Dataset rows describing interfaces
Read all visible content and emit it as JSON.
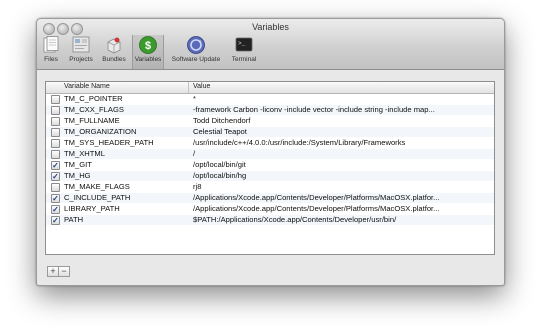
{
  "window": {
    "title": "Variables"
  },
  "toolbar": {
    "items": [
      {
        "label": "Files"
      },
      {
        "label": "Projects"
      },
      {
        "label": "Bundles"
      },
      {
        "label": "Variables"
      },
      {
        "label": "Software Update"
      },
      {
        "label": "Terminal"
      }
    ],
    "selected": "Variables"
  },
  "table": {
    "columns": [
      "Variable Name",
      "Value"
    ],
    "rows": [
      {
        "enabled": false,
        "name": "TM_C_POINTER",
        "value": "*"
      },
      {
        "enabled": false,
        "name": "TM_CXX_FLAGS",
        "value": "-framework Carbon -liconv -include vector -include string -include map..."
      },
      {
        "enabled": false,
        "name": "TM_FULLNAME",
        "value": "Todd Ditchendorf"
      },
      {
        "enabled": false,
        "name": "TM_ORGANIZATION",
        "value": "Celestial Teapot"
      },
      {
        "enabled": false,
        "name": "TM_SYS_HEADER_PATH",
        "value": "/usr/include/c++/4.0.0:/usr/include:/System/Library/Frameworks"
      },
      {
        "enabled": false,
        "name": "TM_XHTML",
        "value": " /"
      },
      {
        "enabled": true,
        "name": "TM_GIT",
        "value": "/opt/local/bin/git"
      },
      {
        "enabled": true,
        "name": "TM_HG",
        "value": "/opt/local/bin/hg"
      },
      {
        "enabled": false,
        "name": "TM_MAKE_FLAGS",
        "value": "rj8"
      },
      {
        "enabled": true,
        "name": "C_INCLUDE_PATH",
        "value": "/Applications/Xcode.app/Contents/Developer/Platforms/MacOSX.platfor..."
      },
      {
        "enabled": true,
        "name": "LIBRARY_PATH",
        "value": "/Applications/Xcode.app/Contents/Developer/Platforms/MacOSX.platfor..."
      },
      {
        "enabled": true,
        "name": "PATH",
        "value": "$PATH:/Applications/Xcode.app/Contents/Developer/usr/bin/"
      }
    ]
  },
  "buttons": {
    "add": "+",
    "remove": "−"
  },
  "colors": {
    "selection_accent": "#1a3f8c",
    "terminal_bg": "#222222",
    "variables_icon": "#3a9a2e"
  }
}
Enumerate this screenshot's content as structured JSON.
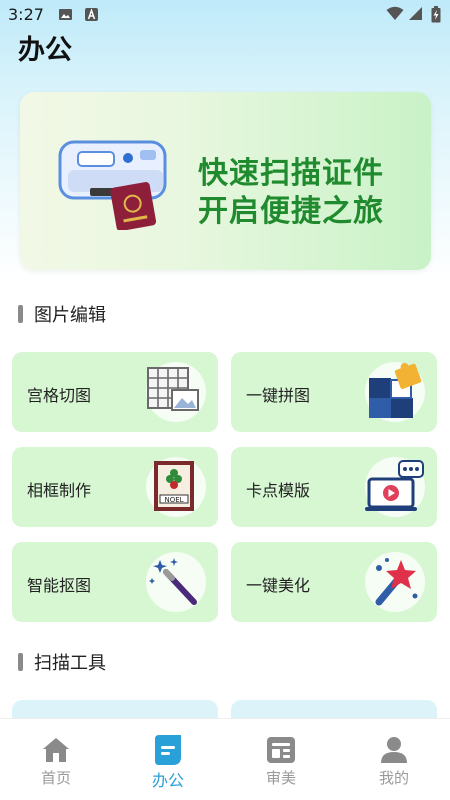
{
  "status_bar": {
    "time": "3:27",
    "icons": [
      "image-icon",
      "text-a-icon",
      "wifi-icon",
      "signal-icon",
      "battery-charging-icon"
    ]
  },
  "page": {
    "title": "办公"
  },
  "banner": {
    "line1": "快速扫描证件",
    "line2": "开启便捷之旅",
    "accent_color": "#1f8a2e"
  },
  "sections": [
    {
      "title": "图片编辑",
      "tiles": [
        {
          "label": "宫格切图",
          "icon": "grid-cut-icon"
        },
        {
          "label": "一键拼图",
          "icon": "puzzle-icon"
        },
        {
          "label": "相框制作",
          "icon": "photo-frame-icon"
        },
        {
          "label": "卡点模版",
          "icon": "video-template-icon"
        },
        {
          "label": "智能抠图",
          "icon": "magic-wand-icon"
        },
        {
          "label": "一键美化",
          "icon": "beautify-wand-icon"
        }
      ]
    },
    {
      "title": "扫描工具",
      "tiles": []
    }
  ],
  "bottom_nav": {
    "items": [
      {
        "label": "首页",
        "icon": "home-icon",
        "active": false
      },
      {
        "label": "办公",
        "icon": "office-doc-icon",
        "active": true
      },
      {
        "label": "审美",
        "icon": "aesthetic-news-icon",
        "active": false
      },
      {
        "label": "我的",
        "icon": "profile-icon",
        "active": false
      }
    ],
    "active_color": "#2aa0d8",
    "inactive_color": "#9a9a9a"
  },
  "colors": {
    "tile_background": "#d7f7d3",
    "header_gradient_top": "#bfeaf9"
  }
}
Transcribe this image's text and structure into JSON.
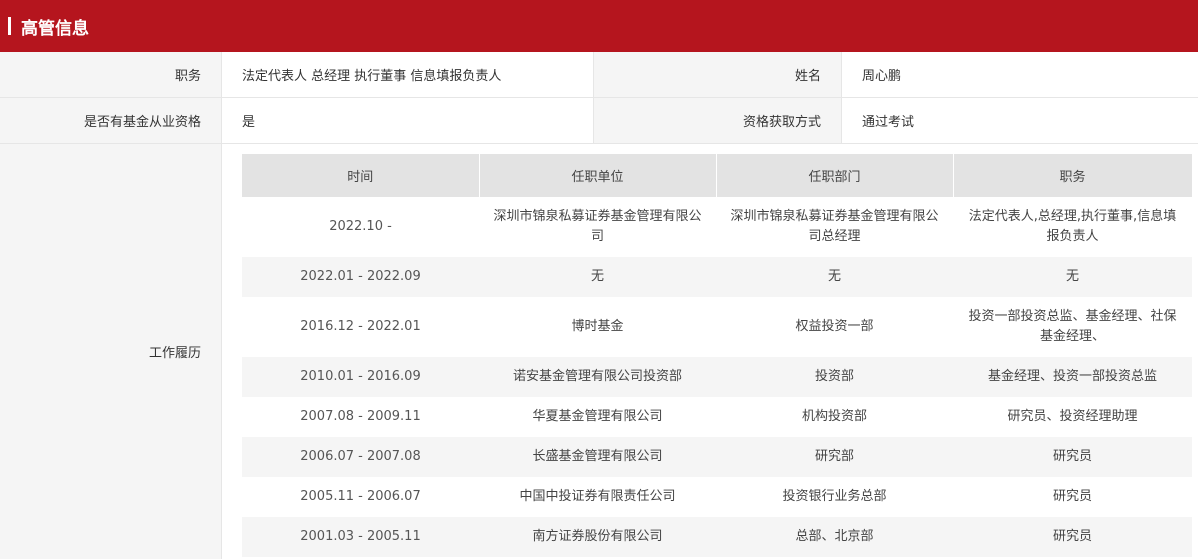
{
  "header": {
    "title": "高管信息"
  },
  "info": {
    "position_label": "职务",
    "position_value": "法定代表人 总经理 执行董事 信息填报负责人",
    "name_label": "姓名",
    "name_value": "周心鹏",
    "qual_label": "是否有基金从业资格",
    "qual_value": "是",
    "method_label": "资格获取方式",
    "method_value": "通过考试"
  },
  "history": {
    "label": "工作履历",
    "columns": [
      "时间",
      "任职单位",
      "任职部门",
      "职务"
    ],
    "rows": [
      {
        "time": "2022.10 -",
        "company": "深圳市锦泉私募证券基金管理有限公司",
        "dept": "深圳市锦泉私募证券基金管理有限公司总经理",
        "role": "法定代表人,总经理,执行董事,信息填报负责人"
      },
      {
        "time": "2022.01 - 2022.09",
        "company": "无",
        "dept": "无",
        "role": "无"
      },
      {
        "time": "2016.12 - 2022.01",
        "company": "博时基金",
        "dept": "权益投资一部",
        "role": "投资一部投资总监、基金经理、社保基金经理、"
      },
      {
        "time": "2010.01 - 2016.09",
        "company": "诺安基金管理有限公司投资部",
        "dept": "投资部",
        "role": "基金经理、投资一部投资总监"
      },
      {
        "time": "2007.08 - 2009.11",
        "company": "华夏基金管理有限公司",
        "dept": "机构投资部",
        "role": "研究员、投资经理助理"
      },
      {
        "time": "2006.07 - 2007.08",
        "company": "长盛基金管理有限公司",
        "dept": "研究部",
        "role": "研究员"
      },
      {
        "time": "2005.11 - 2006.07",
        "company": "中国中投证券有限责任公司",
        "dept": "投资银行业务总部",
        "role": "研究员"
      },
      {
        "time": "2001.03 - 2005.11",
        "company": "南方证券股份有限公司",
        "dept": "总部、北京部",
        "role": "研究员"
      }
    ]
  }
}
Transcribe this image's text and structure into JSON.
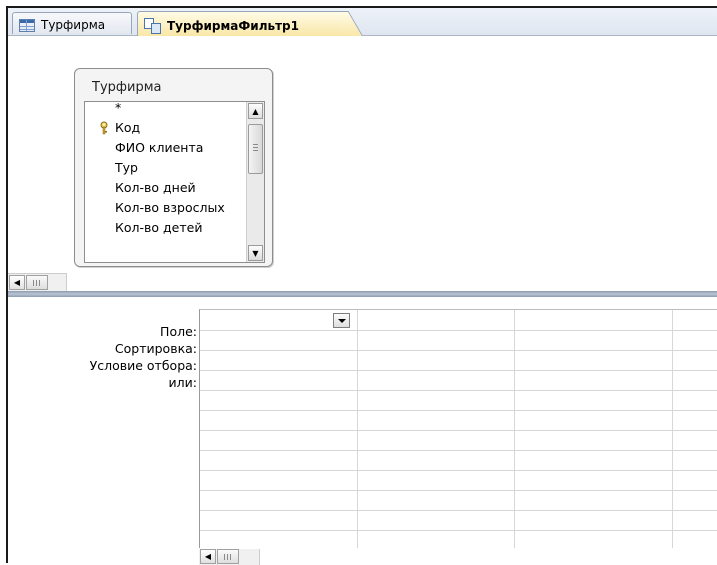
{
  "tabs": [
    {
      "label": "Турфирма",
      "icon": "table-icon",
      "active": false
    },
    {
      "label": "ТурфирмаФильтр1",
      "icon": "query-icon",
      "active": true
    }
  ],
  "field_list": {
    "title": "Турфирма",
    "items": [
      {
        "label": "*",
        "key": false
      },
      {
        "label": "Код",
        "key": true
      },
      {
        "label": "ФИО клиента",
        "key": false
      },
      {
        "label": "Тур",
        "key": false
      },
      {
        "label": "Кол-во дней",
        "key": false
      },
      {
        "label": "Кол-во взрослых",
        "key": false
      },
      {
        "label": "Кол-во детей",
        "key": false
      }
    ]
  },
  "design_grid": {
    "row_labels": [
      "Поле:",
      "Сортировка:",
      "Условие отбора:",
      "или:"
    ]
  },
  "colors": {
    "active_tab": "#f9e7a7",
    "splitter": "#8d9bb0",
    "grid_lines": "#d7d7d7"
  }
}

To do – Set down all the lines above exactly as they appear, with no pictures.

Response –
Read all visible content and emit it as JSON.
{
  "window": {
    "title": "Variables"
  },
  "toolbar": {
    "items": [
      {
        "label": "Files"
      },
      {
        "label": "Projects"
      },
      {
        "label": "Bundles"
      },
      {
        "label": "Variables"
      },
      {
        "label": "Software Update"
      },
      {
        "label": "Terminal"
      }
    ],
    "selected": "Variables"
  },
  "table": {
    "columns": [
      "Variable Name",
      "Value"
    ],
    "rows": [
      {
        "enabled": false,
        "name": "TM_C_POINTER",
        "value": "*"
      },
      {
        "enabled": false,
        "name": "TM_CXX_FLAGS",
        "value": "-framework Carbon -liconv -include vector -include string -include map..."
      },
      {
        "enabled": false,
        "name": "TM_FULLNAME",
        "value": "Todd Ditchendorf"
      },
      {
        "enabled": false,
        "name": "TM_ORGANIZATION",
        "value": "Celestial Teapot"
      },
      {
        "enabled": false,
        "name": "TM_SYS_HEADER_PATH",
        "value": "/usr/include/c++/4.0.0:/usr/include:/System/Library/Frameworks"
      },
      {
        "enabled": false,
        "name": "TM_XHTML",
        "value": " /"
      },
      {
        "enabled": true,
        "name": "TM_GIT",
        "value": "/opt/local/bin/git"
      },
      {
        "enabled": true,
        "name": "TM_HG",
        "value": "/opt/local/bin/hg"
      },
      {
        "enabled": false,
        "name": "TM_MAKE_FLAGS",
        "value": "rj8"
      },
      {
        "enabled": true,
        "name": "C_INCLUDE_PATH",
        "value": "/Applications/Xcode.app/Contents/Developer/Platforms/MacOSX.platfor..."
      },
      {
        "enabled": true,
        "name": "LIBRARY_PATH",
        "value": "/Applications/Xcode.app/Contents/Developer/Platforms/MacOSX.platfor..."
      },
      {
        "enabled": true,
        "name": "PATH",
        "value": "$PATH:/Applications/Xcode.app/Contents/Developer/usr/bin/"
      }
    ]
  },
  "buttons": {
    "add": "+",
    "remove": "−"
  },
  "colors": {
    "selection_accent": "#1a3f8c",
    "terminal_bg": "#222222",
    "variables_icon": "#3a9a2e"
  }
}
Enumerate this screenshot's content as structured JSON.
{
  "status_bar": {
    "time": "3:27",
    "icons": [
      "image-icon",
      "text-a-icon",
      "wifi-icon",
      "signal-icon",
      "battery-charging-icon"
    ]
  },
  "page": {
    "title": "办公"
  },
  "banner": {
    "line1": "快速扫描证件",
    "line2": "开启便捷之旅",
    "accent_color": "#1f8a2e"
  },
  "sections": [
    {
      "title": "图片编辑",
      "tiles": [
        {
          "label": "宫格切图",
          "icon": "grid-cut-icon"
        },
        {
          "label": "一键拼图",
          "icon": "puzzle-icon"
        },
        {
          "label": "相框制作",
          "icon": "photo-frame-icon"
        },
        {
          "label": "卡点模版",
          "icon": "video-template-icon"
        },
        {
          "label": "智能抠图",
          "icon": "magic-wand-icon"
        },
        {
          "label": "一键美化",
          "icon": "beautify-wand-icon"
        }
      ]
    },
    {
      "title": "扫描工具",
      "tiles": []
    }
  ],
  "bottom_nav": {
    "items": [
      {
        "label": "首页",
        "icon": "home-icon",
        "active": false
      },
      {
        "label": "办公",
        "icon": "office-doc-icon",
        "active": true
      },
      {
        "label": "审美",
        "icon": "aesthetic-news-icon",
        "active": false
      },
      {
        "label": "我的",
        "icon": "profile-icon",
        "active": false
      }
    ],
    "active_color": "#2aa0d8",
    "inactive_color": "#9a9a9a"
  },
  "colors": {
    "tile_background": "#d7f7d3",
    "header_gradient_top": "#bfeaf9"
  }
}
Transcribe this image's text and structure into JSON.
{
  "header": {
    "title": "高管信息"
  },
  "info": {
    "position_label": "职务",
    "position_value": "法定代表人 总经理 执行董事 信息填报负责人",
    "name_label": "姓名",
    "name_value": "周心鹏",
    "qual_label": "是否有基金从业资格",
    "qual_value": "是",
    "method_label": "资格获取方式",
    "method_value": "通过考试"
  },
  "history": {
    "label": "工作履历",
    "columns": [
      "时间",
      "任职单位",
      "任职部门",
      "职务"
    ],
    "rows": [
      {
        "time": "2022.10 -",
        "company": "深圳市锦泉私募证券基金管理有限公司",
        "dept": "深圳市锦泉私募证券基金管理有限公司总经理",
        "role": "法定代表人,总经理,执行董事,信息填报负责人"
      },
      {
        "time": "2022.01 - 2022.09",
        "company": "无",
        "dept": "无",
        "role": "无"
      },
      {
        "time": "2016.12 - 2022.01",
        "company": "博时基金",
        "dept": "权益投资一部",
        "role": "投资一部投资总监、基金经理、社保基金经理、"
      },
      {
        "time": "2010.01 - 2016.09",
        "company": "诺安基金管理有限公司投资部",
        "dept": "投资部",
        "role": "基金经理、投资一部投资总监"
      },
      {
        "time": "2007.08 - 2009.11",
        "company": "华夏基金管理有限公司",
        "dept": "机构投资部",
        "role": "研究员、投资经理助理"
      },
      {
        "time": "2006.07 - 2007.08",
        "company": "长盛基金管理有限公司",
        "dept": "研究部",
        "role": "研究员"
      },
      {
        "time": "2005.11 - 2006.07",
        "company": "中国中投证券有限责任公司",
        "dept": "投资银行业务总部",
        "role": "研究员"
      },
      {
        "time": "2001.03 - 2005.11",
        "company": "南方证券股份有限公司",
        "dept": "总部、北京部",
        "role": "研究员"
      }
    ]
  }
}
Transcribe this image's text and structure into JSON.
{
  "tabs": [
    {
      "label": "Турфирма",
      "icon": "table-icon",
      "active": false
    },
    {
      "label": "ТурфирмаФильтр1",
      "icon": "query-icon",
      "active": true
    }
  ],
  "field_list": {
    "title": "Турфирма",
    "items": [
      {
        "label": "*",
        "key": false
      },
      {
        "label": "Код",
        "key": true
      },
      {
        "label": "ФИО клиента",
        "key": false
      },
      {
        "label": "Тур",
        "key": false
      },
      {
        "label": "Кол-во дней",
        "key": false
      },
      {
        "label": "Кол-во взрослых",
        "key": false
      },
      {
        "label": "Кол-во детей",
        "key": false
      }
    ]
  },
  "design_grid": {
    "row_labels": [
      "Поле:",
      "Сортировка:",
      "Условие отбора:",
      "или:"
    ]
  },
  "colors": {
    "active_tab": "#f9e7a7",
    "splitter": "#8d9bb0",
    "grid_lines": "#d7d7d7"
  }
}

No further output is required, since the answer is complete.